Megan Thee Stallion wrote a powerful new op-ed for the New York Times about the importance of lifting up and protecting Black women.
The chart-topping musician detailed both her own experiences with violence, recently at the hands of rapper Tory Lanez, along with her recent Saturday Night Live appearance where she criticized Kentucky’s Attorney General Daniel Cameron for not giving justice to Breonna Taylor.
Megan speaks more in-depth in the piece:
The issue is even more intense for Black women, who struggle against stereotypes and are seen as angry or threatening when we try to stand up for ourselves and our sisters. There’s not much room for passionate advocacy if you are a Black woman.

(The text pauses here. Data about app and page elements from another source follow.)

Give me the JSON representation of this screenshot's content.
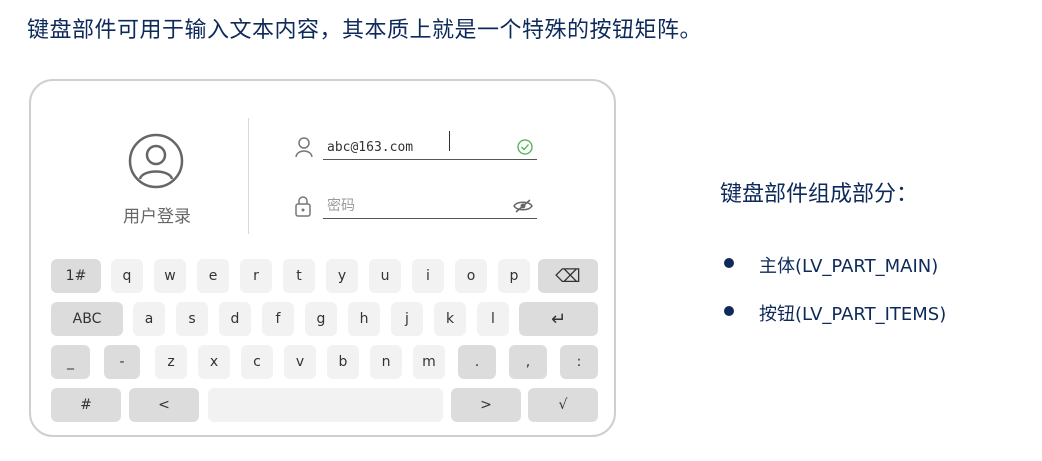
{
  "heading": "键盘部件可用于输入文本内容，其本质上就是一个特殊的按钮矩阵。",
  "login": {
    "label": "用户登录",
    "email_value": "abc@163.com",
    "password_placeholder": "密码"
  },
  "keyboard": {
    "row1": [
      "1#",
      "q",
      "w",
      "e",
      "r",
      "t",
      "y",
      "u",
      "i",
      "o",
      "p",
      "⌫"
    ],
    "row2": [
      "ABC",
      "a",
      "s",
      "d",
      "f",
      "g",
      "h",
      "j",
      "k",
      "l",
      "↵"
    ],
    "row3": [
      "_",
      "-",
      "z",
      "x",
      "c",
      "v",
      "b",
      "n",
      "m",
      ".",
      ",",
      ":"
    ],
    "row4": [
      "#",
      "<",
      "",
      ">",
      "√"
    ]
  },
  "sidebar": {
    "title": "键盘部件组成部分：",
    "items": [
      "主体(LV_PART_MAIN)",
      "按钮(LV_PART_ITEMS)"
    ]
  },
  "colors": {
    "accent": "#0d2a5a",
    "valid_check": "#4caf50",
    "key_bg": "#f2f2f2",
    "key_bg_dark": "#dcdcdc"
  },
  "icons": {
    "avatar": "user-circle-icon",
    "email": "user-icon",
    "password": "lock-icon",
    "valid": "check-circle-icon",
    "visibility": "eye-hidden-icon"
  }
}
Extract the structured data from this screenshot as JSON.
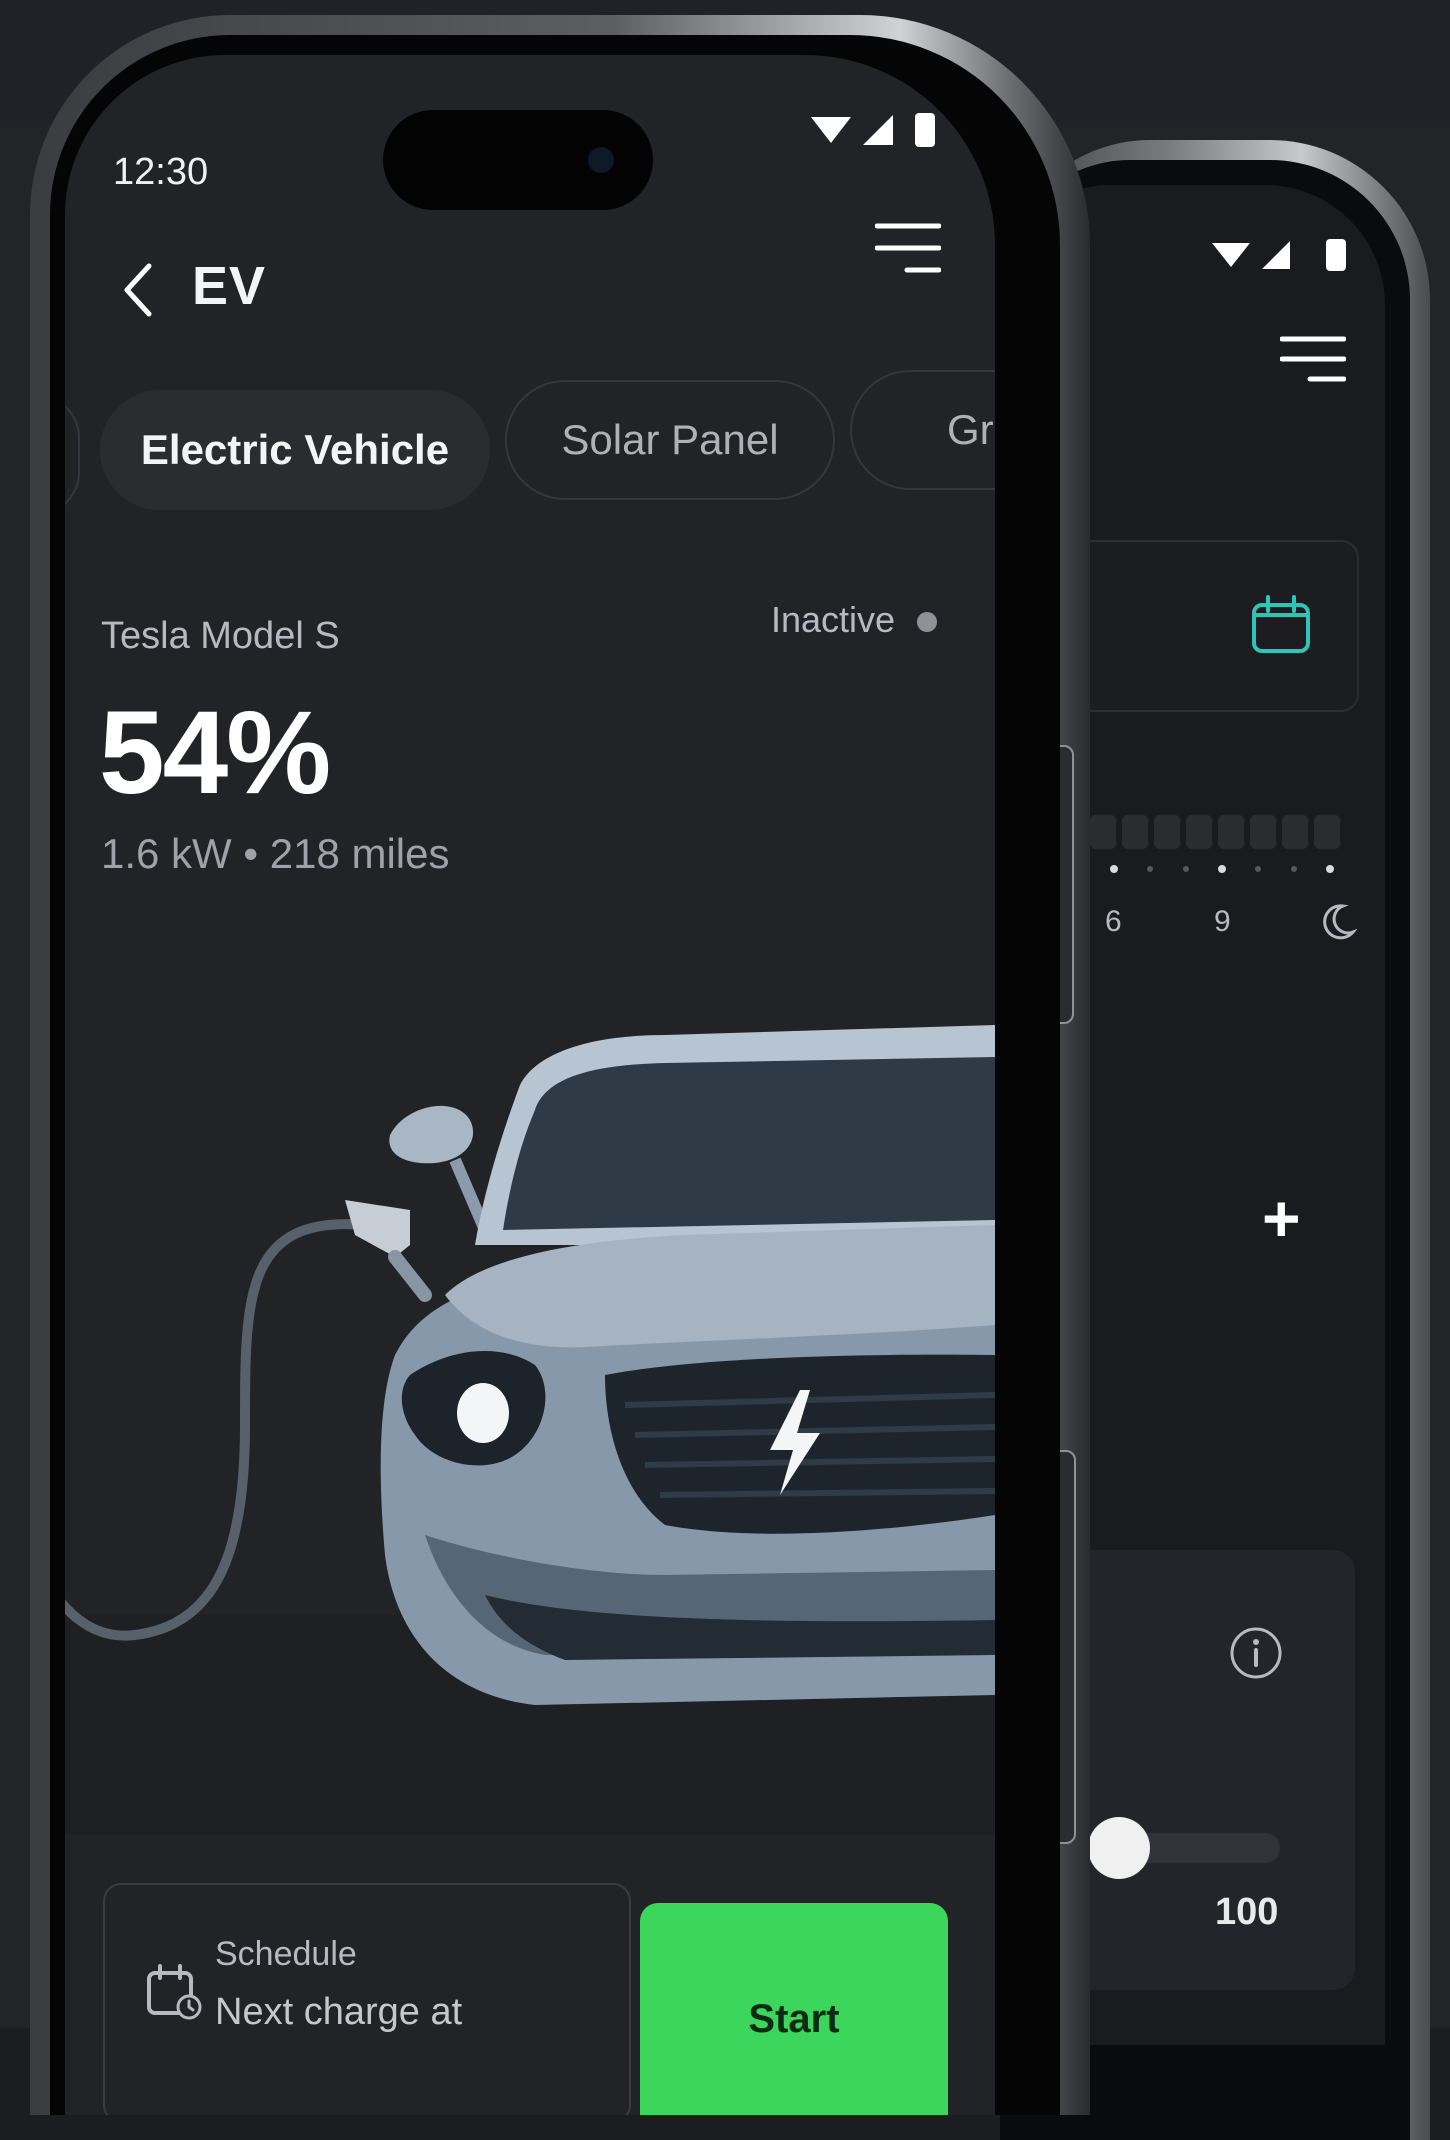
{
  "status_bar": {
    "time": "12:30"
  },
  "header": {
    "title": "EV"
  },
  "tabs": [
    {
      "label": ""
    },
    {
      "label": "Electric Vehicle"
    },
    {
      "label": "Solar Panel"
    },
    {
      "label": "Gri"
    }
  ],
  "vehicle": {
    "model": "Tesla Model S",
    "status": "Inactive",
    "battery_percent": "54%",
    "details": "1.6 kW • 218 miles"
  },
  "schedule": {
    "label": "Schedule",
    "text": "Next charge at"
  },
  "actions": {
    "start_label": "Start"
  },
  "back_screen": {
    "time_axis": [
      "6",
      "9"
    ],
    "plus_label": "+",
    "slider_value": "100"
  },
  "colors": {
    "accent_green": "#3bd65b",
    "accent_teal": "#2ec4b6",
    "background": "#222326"
  }
}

I recently used the stage at Saturday Night Live to harshly rebuke Kentucky’s attorney general, Daniel Cameron, for his appalling conduct in denying Breonna Taylor and her family justice. I anticipated some backlash: Anyone who follows the lead of Congressman John Lewis, the late civil rights giant, and makes “good trouble, necessary trouble,” runs the risk of being attacked by those comfortable with the status quo.
But you know what? I’m not afraid of criticism. We live in a country where we have the freedom to criticize elected officials. And it’s ridiculous that some people think the simple phrase “Protect Black women” is controversial. We deserve to be protected as human beings. And we are entitled to our anger about a laundry list of mistreatment and neglect that we suffer.
Read Megan Thee Stallion’s full New York Times op-ed here.